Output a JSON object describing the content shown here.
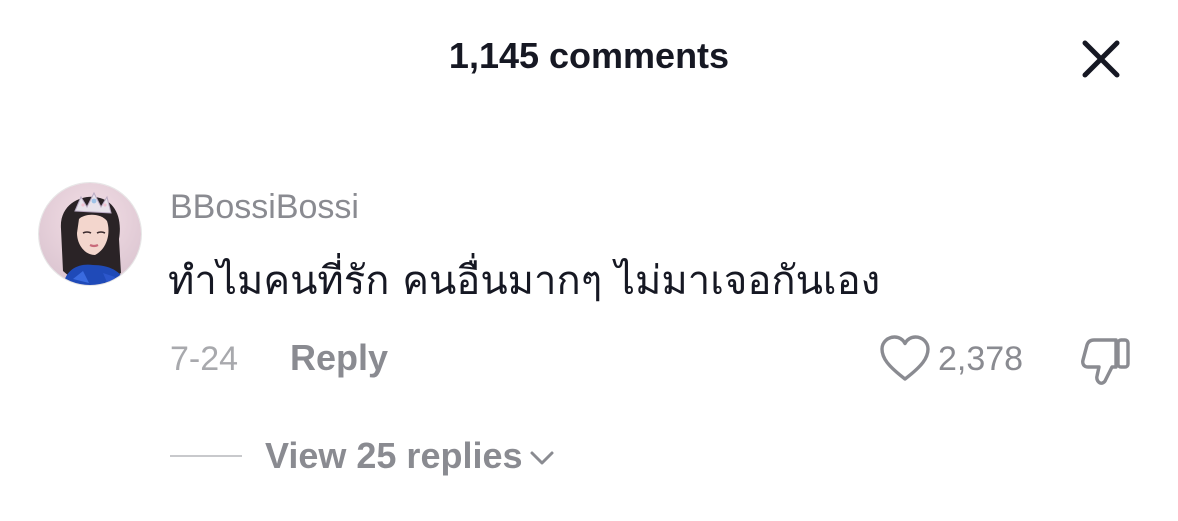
{
  "header": {
    "title": "1,145 comments",
    "close_icon": "close-icon"
  },
  "comment": {
    "username": "BBossiBossi",
    "text": "ทำไมคนที่รัก คนอื่นมากๆ ไม่มาเจอกันเอง",
    "date": "7-24",
    "reply_label": "Reply",
    "like_count": "2,378",
    "like_icon": "heart-outline-icon",
    "dislike_icon": "thumbs-down-icon",
    "view_replies_label": "View 25 replies",
    "view_replies_icon": "chevron-down-icon"
  },
  "colors": {
    "primary_text": "#161823",
    "secondary_text": "#8a8b91",
    "muted_text": "#a8a9ad",
    "background": "#ffffff"
  }
}
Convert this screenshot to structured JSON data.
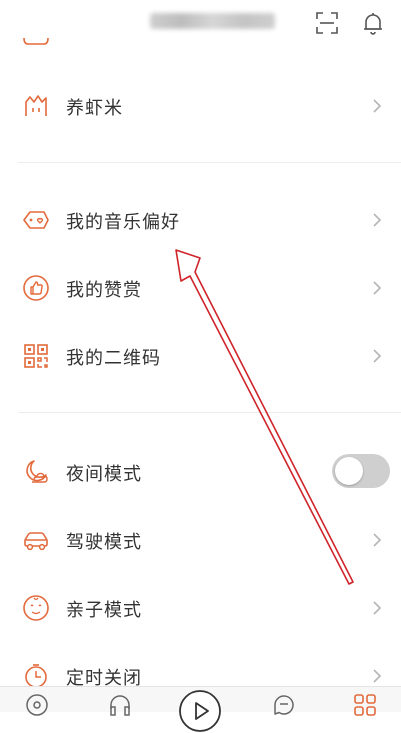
{
  "colors": {
    "accent": "#e36a3c",
    "text": "#333333",
    "chevron": "#b5b5b5",
    "toggle_off": "#cfcfcf",
    "annotation_arrow": "#d0242b"
  },
  "header": {
    "icons": [
      "scan-icon",
      "bell-icon"
    ]
  },
  "sections": [
    {
      "items": [
        {
          "label": "养虾米",
          "icon": "shrimp-icon",
          "control": "chevron"
        }
      ]
    },
    {
      "items": [
        {
          "label": "我的音乐偏好",
          "icon": "music-tag-icon",
          "control": "chevron"
        },
        {
          "label": "我的赞赏",
          "icon": "thumbs-up-icon",
          "control": "chevron"
        },
        {
          "label": "我的二维码",
          "icon": "qr-code-icon",
          "control": "chevron"
        }
      ]
    },
    {
      "items": [
        {
          "label": "夜间模式",
          "icon": "moon-cloud-icon",
          "control": "toggle",
          "toggle_on": false
        },
        {
          "label": "驾驶模式",
          "icon": "car-icon",
          "control": "chevron"
        },
        {
          "label": "亲子模式",
          "icon": "baby-face-icon",
          "control": "chevron"
        },
        {
          "label": "定时关闭",
          "icon": "timer-icon",
          "control": "chevron"
        }
      ]
    }
  ],
  "tabbar": {
    "icons": [
      "discover-icon",
      "headphones-icon",
      "play-icon",
      "message-icon",
      "my-grid-icon"
    ]
  }
}
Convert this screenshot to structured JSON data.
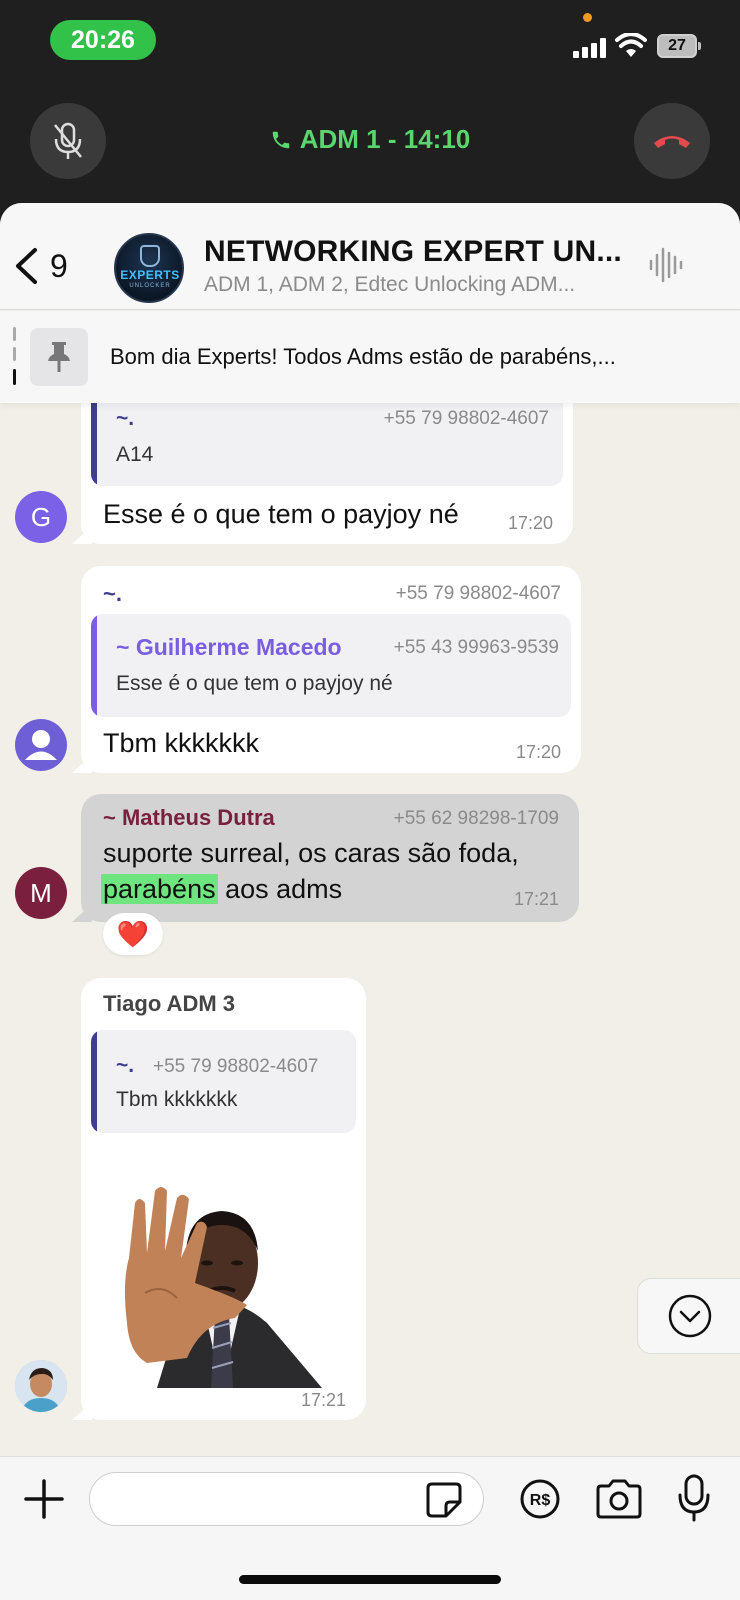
{
  "status_bar": {
    "time": "20:26",
    "battery": "27"
  },
  "call": {
    "label": "ADM 1 - 14:10"
  },
  "header": {
    "back_count": "9",
    "title": "NETWORKING EXPERT UN...",
    "members": "ADM 1, ADM 2, Edtec Unlocking ADM...",
    "avatar_logo_text": "EXPERTS",
    "avatar_logo_sub": "UNLOCKER"
  },
  "pinned": {
    "text": "Bom dia Experts! Todos Adms estão de parabéns,..."
  },
  "messages": [
    {
      "quote_name": "~.",
      "quote_phone": "+55 79 98802-4607",
      "quote_text": "A14",
      "avatar_letter": "G",
      "text": "Esse é o que tem o payjoy né",
      "time": "17:20"
    },
    {
      "sender_name": "~.",
      "sender_phone": "+55 79 98802-4607",
      "quote_name": "~ Guilherme Macedo",
      "quote_phone": "+55 43 99963-9539",
      "quote_text": "Esse é o que tem o payjoy né",
      "text": "Tbm kkkkkkk",
      "time": "17:20"
    },
    {
      "sender_name": "~ Matheus Dutra",
      "sender_phone": "+55 62 98298-1709",
      "line1": "suporte surreal, os caras são foda,",
      "highlight": "parabéns",
      "line2_rest": "aos adms",
      "time": "17:21",
      "avatar_letter": "M",
      "reaction": "❤️"
    },
    {
      "sender_name": "Tiago ADM 3",
      "quote_name": "~.",
      "quote_phone": "+55 79 98802-4607",
      "quote_text": "Tbm kkkkkkk",
      "time": "17:21"
    }
  ],
  "composer": {
    "placeholder": "",
    "pay_label": "R$"
  },
  "colors": {
    "call_green": "#32c149",
    "end_red": "#e5484d",
    "guilherme_violet": "#7a5ee2",
    "matheus_maroon": "#7a1f3d",
    "highlight": "#6ee57f"
  }
}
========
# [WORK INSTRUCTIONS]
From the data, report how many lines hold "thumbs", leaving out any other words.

# [SOLUTION TO THIS TASK]
2